My first post-baby cocktail was a Gin and Tonic, the drink I’d missed most. But surprisingly, it didn’t taste like the cocktail I’d imagined for all those months. My dad mixed it, and I drank it out of a water glass, so I wondered if perhaps the experience I missed had something to do with the vessel. Then, during a nightly session of doomscrolling, I discovered a set of impossibly cheap whiskey glasses on Amazon; they were beautiful, with an intricate twisted shape that reflected light in shards across the ceiling. I gave the glasses to friends for their Zoom weddings and sent them to family members for long-distance video happy hours. Eventually, I bought them for myself, too.
I’m sure there’s a case to be made for buying fancy glassware, but in my house, glassware always, always breaks. The whiskey glasses we were gifted as a wedding present have all shattered and disappeared. These Amazon tumblers, on the other hand, are durable and thick; this not only helps the cocktails stay cool, it means that when people like my husband knock them around, they don’t break. Honestly, what I most appreciate about them right now is that they look fancy—something I haven’t seen, or felt, for months. They even arrive packaged in a satin-lined box.
Since adding these glasses to our household, once the clock hits 5 p.m., I end my workday, make the 20-step commute upstairs, and pull belly-up to our kitchen counter. “What’s on the menu today?” I ask my husband, who’s taken on the role of house bartender.

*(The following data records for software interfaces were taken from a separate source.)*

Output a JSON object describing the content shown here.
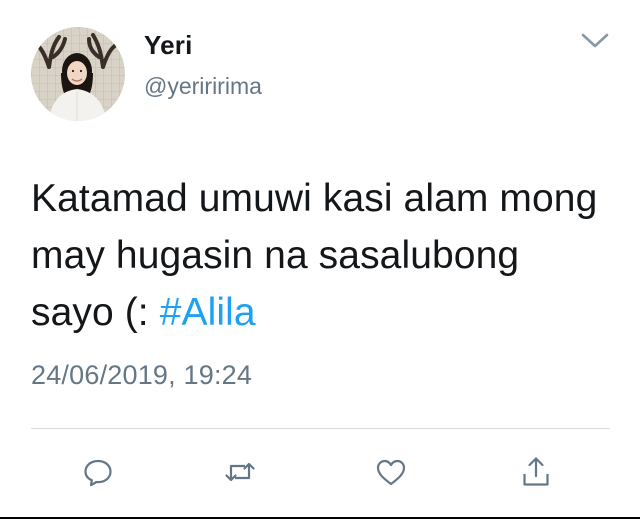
{
  "user": {
    "display_name": "Yeri",
    "handle": "@yeriririma",
    "avatar": "profile-photo"
  },
  "tweet": {
    "text_before": "Katamad umuwi kasi alam mong may hugasin na sasalubong sayo (: ",
    "hashtag": "#Alila",
    "timestamp": "24/06/2019, 19:24"
  },
  "actions": {
    "icons": [
      "reply-icon",
      "retweet-icon",
      "like-icon",
      "share-icon"
    ]
  },
  "colors": {
    "text": "#14171a",
    "secondary": "#657786",
    "link": "#1da1f2",
    "divider": "#d8dde1"
  }
}
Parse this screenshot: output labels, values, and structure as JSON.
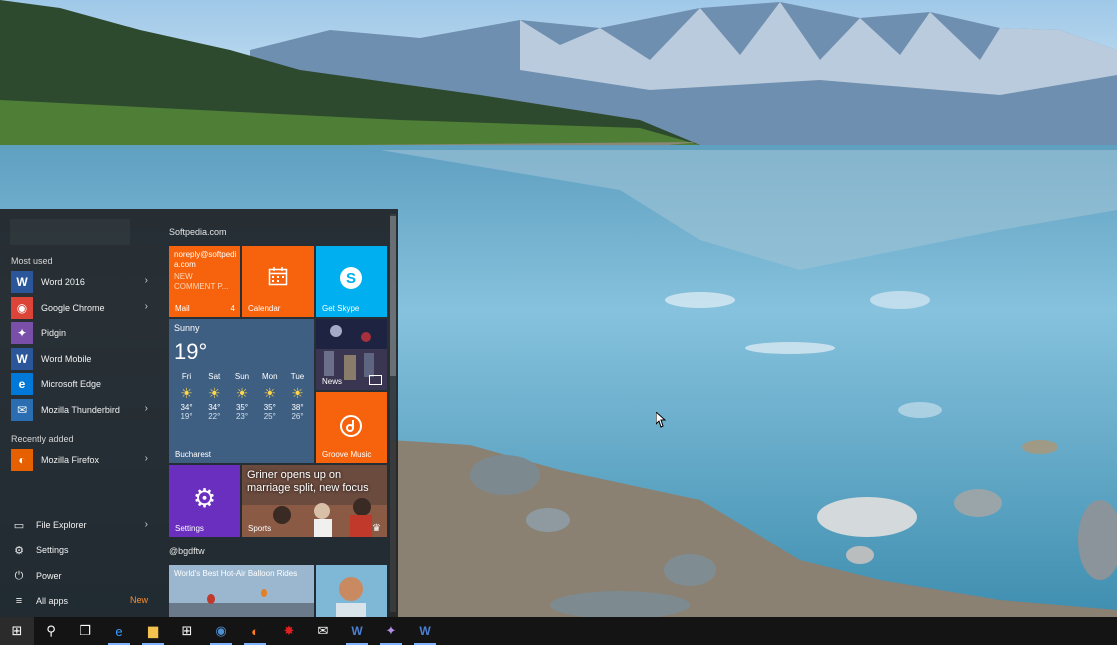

We’ve already cycled through many cocktail phases: early-summer Mezcal Margaritas made with the cheapest Trader Joe’s tequila and muddled blood orange juice; long-work-week Gin and Tonics made with gin from a tiny distillery in Utah, a gift from a friend for our solitary, pandemic-style 30th birthdays; hanging-onto-summer Mojitos made with mint from the garden; and it’s-too-hot-to-cook spiked lemonades with various flavorings and infusions.
I’ve come to truly appreciate any excuse to mimic the social rituals that once kept me tethered to the city—and people—around me, and my nightly drink ritual has become a silver lining of this experience, a time to pause after work and catch up with my husband despite the anxiety around us. Now, there’s always a Mason jar of simple syrup in the fridge (we’ve subbed maple syrup in a pinch, too) and a variety of fruit for muddling (blackberry is a frequent request). I’m looking forward to theming our cocktails for the holidays this year, too, especially since we’ll be spending a lot more time alone. I’ve been eyeing a spiced rum and reading up on how to make the perfect hot toddy as the weather starts to turn.
Sure, a beer hits the spot some days. But on other days, when I need to feel an inkling of the professional, social, nonisolated world I’ve left behind, when I look ahead at a relatively solitary holiday season and find myself grasping for some measure of hope, when I worry about the impending Seattle winter and what it means for my social interactions, I’m momentarily soothed by watching the light reflect off of my new cocktail glasses, come what may. Clink.